|Location|| Building 13 |
Via Adamello 16, Milano
The human genome contains more than 20.000 genes whose expression must be accurately controlled in space and time, both during development and in response to external stimuli such as microbes or changes in micro-environmental conditions (e.g. hypoxia). Each cell in a tissue integrates and interprets information coming from a continuously changing micro-environment in order to properly adapt its properties and maximize its fitness. Moreover, responses to microbes or tissue damage, which are essential to restore homeostasis and eventually for organism survival, require rapid changes in gene expression whose control must be accurately tuned. Non-physiological alterations in gene expression determine abnormal cell behaviors in many diseases, including inflammatory disorders and cancer. In fact, some commonly used drugs, such as glucocorticoids, and many others currently under development, work by directly changing gene transcription or by altering chromatin properties.

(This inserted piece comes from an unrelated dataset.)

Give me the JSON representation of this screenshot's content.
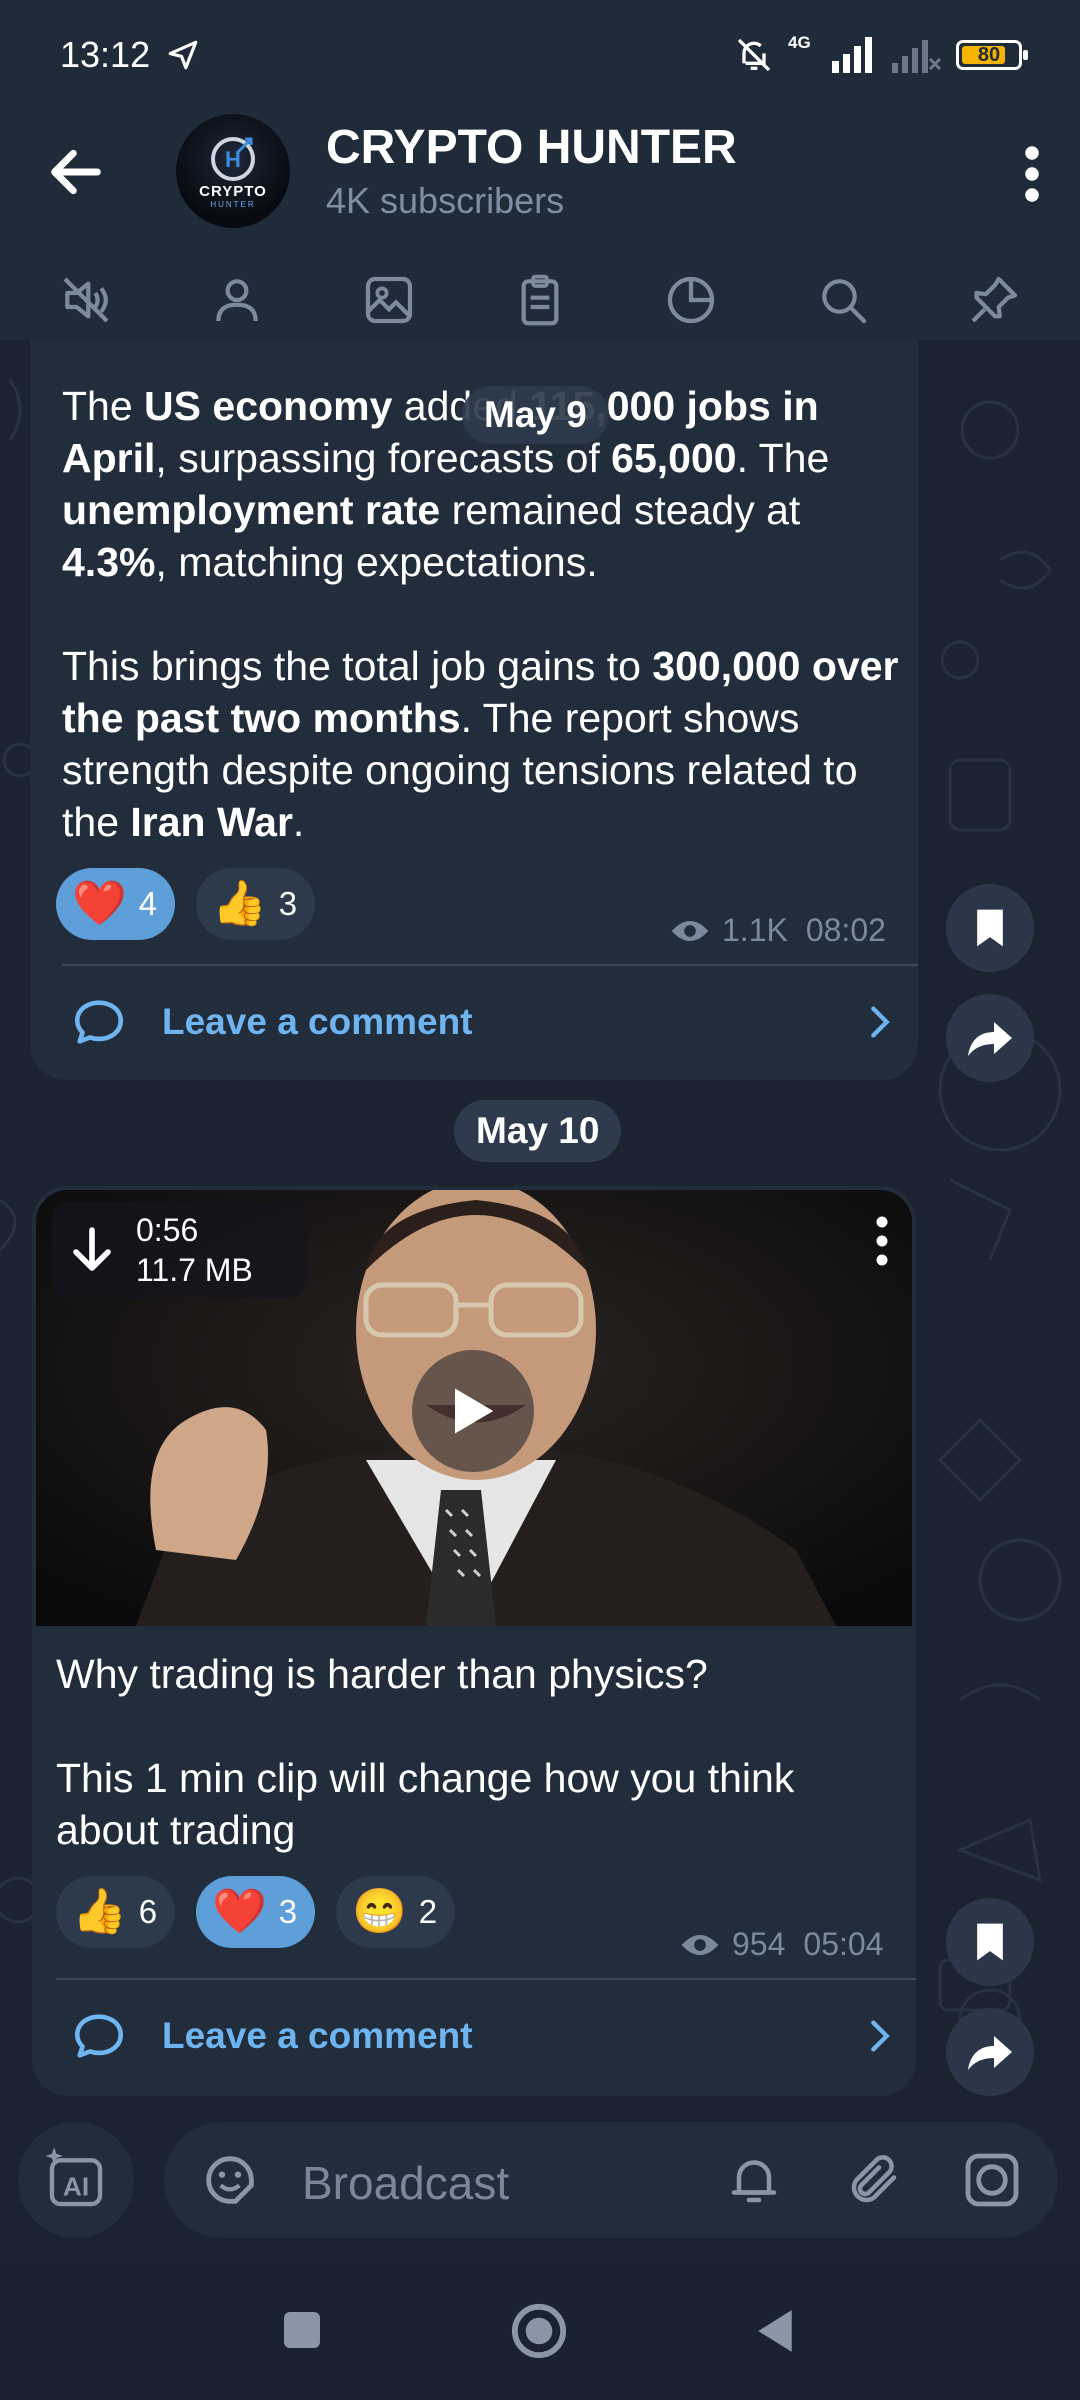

Our lab uses a combination of genomic, computational and functional approaches to understand molecular mechanisms that control gene expression in inflammation and cancer, with a particular focus on pancreatic cancer, a nearly invariably deadly tumor predicted to become the main cause of cancer deaths by 2030.
Most Relevant Publications
Genes Dev., 2019
Nat Immunol, 2017